PRE-TERMINATION QUESTIONS EVERY EMPLOYER SHOULD ASK

A business can always find a purported “reason” to fire an employee.  Before that decision is made, however, the business should consider:

  • Might the employee have damaging information regarding the company’s affairs, including knowledge of illegal, unethical, or otherwise improper conduct by ownership or management?
  • What is the employee’s documented past work record? If it is good — no written discipline coupled with raises and/or favorable reviews and comments —  then the termination may be deemed pretextual.
  • Is there any record of the employee complaining or uncovering improper conduct by the company? If so, the risk of a pretext finding rises dramatically.
  • What are the chances the now ex-employee will bring a lawsuit against the company? What sort of claims can be brought and what is the company’s potential exposure?
  • How will the ex-employee appear before a jury? Does he or she have an exemplary past?
  • How will your own employees and ex-employees appear? Do they uniformly support your position or will some provide evidence against you?
  • What will it cost in dollars, time, and bad publicity to defend a lawsuit?
  • Can there be collateral damage (lost sales, contracts, or clients; government investigations; penalties, etc.)?

Failing to identify and correctly answer these questions can result in massive pain.

CONCLUSION

The “at-will” doctrine affords employers with a great deal of autonomy in making employment decisions.  However, there are limits to an employer’s power — limits that are well-defined in state and federal laws.

Businesses should at least know of the existence of laws that can be applied against them; then, they will be able to make informed, logical, and defensible employee decisions (please see The Dark Side of Employee Discipline for a discussion of common employer mistakes).

Management training is critical when it comes to knowing the law.  Ensure that your managers are trained by legal counsel on an annual basis.  This preventive maintenance will enable management to (1) know current laws and (2) spot potential issues as they arise.  No one wants to learn the law only as the result of an EEOC charge or whistleblower lawsuit.

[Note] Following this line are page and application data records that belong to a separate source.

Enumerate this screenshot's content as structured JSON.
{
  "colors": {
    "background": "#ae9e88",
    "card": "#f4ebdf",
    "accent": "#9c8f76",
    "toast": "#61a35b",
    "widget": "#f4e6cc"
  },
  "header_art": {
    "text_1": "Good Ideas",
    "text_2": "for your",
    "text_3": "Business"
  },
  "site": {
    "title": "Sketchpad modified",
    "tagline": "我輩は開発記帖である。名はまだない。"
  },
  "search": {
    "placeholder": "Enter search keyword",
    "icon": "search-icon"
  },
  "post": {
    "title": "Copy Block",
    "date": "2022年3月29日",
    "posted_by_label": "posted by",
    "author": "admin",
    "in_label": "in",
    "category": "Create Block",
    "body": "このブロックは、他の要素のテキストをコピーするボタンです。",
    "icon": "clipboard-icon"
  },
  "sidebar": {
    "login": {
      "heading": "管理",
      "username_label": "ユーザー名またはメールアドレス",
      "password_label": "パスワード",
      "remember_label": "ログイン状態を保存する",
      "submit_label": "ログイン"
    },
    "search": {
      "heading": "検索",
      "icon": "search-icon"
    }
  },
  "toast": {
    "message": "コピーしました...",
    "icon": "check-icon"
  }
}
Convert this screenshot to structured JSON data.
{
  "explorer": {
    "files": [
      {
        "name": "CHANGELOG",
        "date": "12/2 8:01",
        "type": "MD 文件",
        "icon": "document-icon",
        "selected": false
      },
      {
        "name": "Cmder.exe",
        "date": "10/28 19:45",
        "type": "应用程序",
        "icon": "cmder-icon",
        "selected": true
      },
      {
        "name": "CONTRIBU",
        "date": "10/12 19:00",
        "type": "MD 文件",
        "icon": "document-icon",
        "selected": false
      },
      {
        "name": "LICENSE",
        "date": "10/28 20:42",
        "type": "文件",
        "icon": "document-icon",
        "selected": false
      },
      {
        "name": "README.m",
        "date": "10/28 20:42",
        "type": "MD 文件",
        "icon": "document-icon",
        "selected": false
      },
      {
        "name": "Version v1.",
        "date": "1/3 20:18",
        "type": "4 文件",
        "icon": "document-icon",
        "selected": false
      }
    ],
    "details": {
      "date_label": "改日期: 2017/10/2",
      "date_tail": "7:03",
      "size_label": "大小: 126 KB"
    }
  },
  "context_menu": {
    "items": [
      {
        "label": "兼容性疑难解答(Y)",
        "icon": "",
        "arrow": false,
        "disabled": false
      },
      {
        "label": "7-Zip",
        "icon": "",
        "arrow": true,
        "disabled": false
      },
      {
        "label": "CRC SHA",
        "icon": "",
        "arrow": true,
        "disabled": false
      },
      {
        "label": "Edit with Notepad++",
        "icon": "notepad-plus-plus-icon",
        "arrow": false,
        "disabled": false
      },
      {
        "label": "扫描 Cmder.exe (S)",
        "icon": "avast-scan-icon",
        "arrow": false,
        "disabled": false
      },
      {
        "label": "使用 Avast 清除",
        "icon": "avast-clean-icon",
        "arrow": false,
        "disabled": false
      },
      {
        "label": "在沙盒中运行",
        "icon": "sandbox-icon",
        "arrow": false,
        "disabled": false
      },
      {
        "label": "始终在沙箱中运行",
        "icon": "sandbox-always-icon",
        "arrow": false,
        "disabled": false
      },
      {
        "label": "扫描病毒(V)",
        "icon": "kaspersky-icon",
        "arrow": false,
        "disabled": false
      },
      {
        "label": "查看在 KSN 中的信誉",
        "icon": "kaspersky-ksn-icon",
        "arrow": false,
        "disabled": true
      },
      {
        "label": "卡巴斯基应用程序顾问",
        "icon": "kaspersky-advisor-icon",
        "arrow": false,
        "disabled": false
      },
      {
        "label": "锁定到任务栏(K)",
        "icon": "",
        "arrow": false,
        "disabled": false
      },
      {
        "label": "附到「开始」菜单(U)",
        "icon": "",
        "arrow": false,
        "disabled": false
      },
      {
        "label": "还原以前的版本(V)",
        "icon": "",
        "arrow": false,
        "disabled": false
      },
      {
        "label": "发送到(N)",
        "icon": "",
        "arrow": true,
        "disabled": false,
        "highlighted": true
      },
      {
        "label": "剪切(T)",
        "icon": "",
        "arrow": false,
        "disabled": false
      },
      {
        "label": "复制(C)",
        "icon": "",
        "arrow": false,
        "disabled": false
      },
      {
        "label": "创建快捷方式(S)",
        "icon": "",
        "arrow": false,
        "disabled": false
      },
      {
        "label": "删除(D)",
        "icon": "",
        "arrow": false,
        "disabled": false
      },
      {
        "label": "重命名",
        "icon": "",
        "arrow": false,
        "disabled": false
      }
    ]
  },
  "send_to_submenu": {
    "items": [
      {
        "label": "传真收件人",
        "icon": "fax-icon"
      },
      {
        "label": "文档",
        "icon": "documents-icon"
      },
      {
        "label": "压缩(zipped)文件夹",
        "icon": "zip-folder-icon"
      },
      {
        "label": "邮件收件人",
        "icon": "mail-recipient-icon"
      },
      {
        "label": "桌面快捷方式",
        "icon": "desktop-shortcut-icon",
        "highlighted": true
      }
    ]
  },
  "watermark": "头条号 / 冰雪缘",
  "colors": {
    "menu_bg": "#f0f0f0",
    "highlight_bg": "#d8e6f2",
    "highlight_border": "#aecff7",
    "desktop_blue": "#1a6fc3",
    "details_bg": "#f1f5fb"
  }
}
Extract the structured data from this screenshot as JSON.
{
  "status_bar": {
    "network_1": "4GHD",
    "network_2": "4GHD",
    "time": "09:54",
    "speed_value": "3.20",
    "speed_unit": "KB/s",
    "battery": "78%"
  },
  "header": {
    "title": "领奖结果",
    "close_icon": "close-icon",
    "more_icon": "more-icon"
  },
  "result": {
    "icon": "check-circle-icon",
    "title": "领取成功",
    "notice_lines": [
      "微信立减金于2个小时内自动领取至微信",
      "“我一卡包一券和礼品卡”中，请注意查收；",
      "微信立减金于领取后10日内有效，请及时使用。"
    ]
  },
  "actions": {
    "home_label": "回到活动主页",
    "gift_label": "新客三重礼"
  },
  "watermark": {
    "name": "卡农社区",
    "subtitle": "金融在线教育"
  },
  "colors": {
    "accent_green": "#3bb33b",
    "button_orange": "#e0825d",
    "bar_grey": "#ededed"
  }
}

In sum, businesses can easily avoiding creating their own pain by knowing the law and following it.  This week’s video — “My Own Prison” by Creed — evokes the type of pain that can be felt by as a result of poor employment decisions: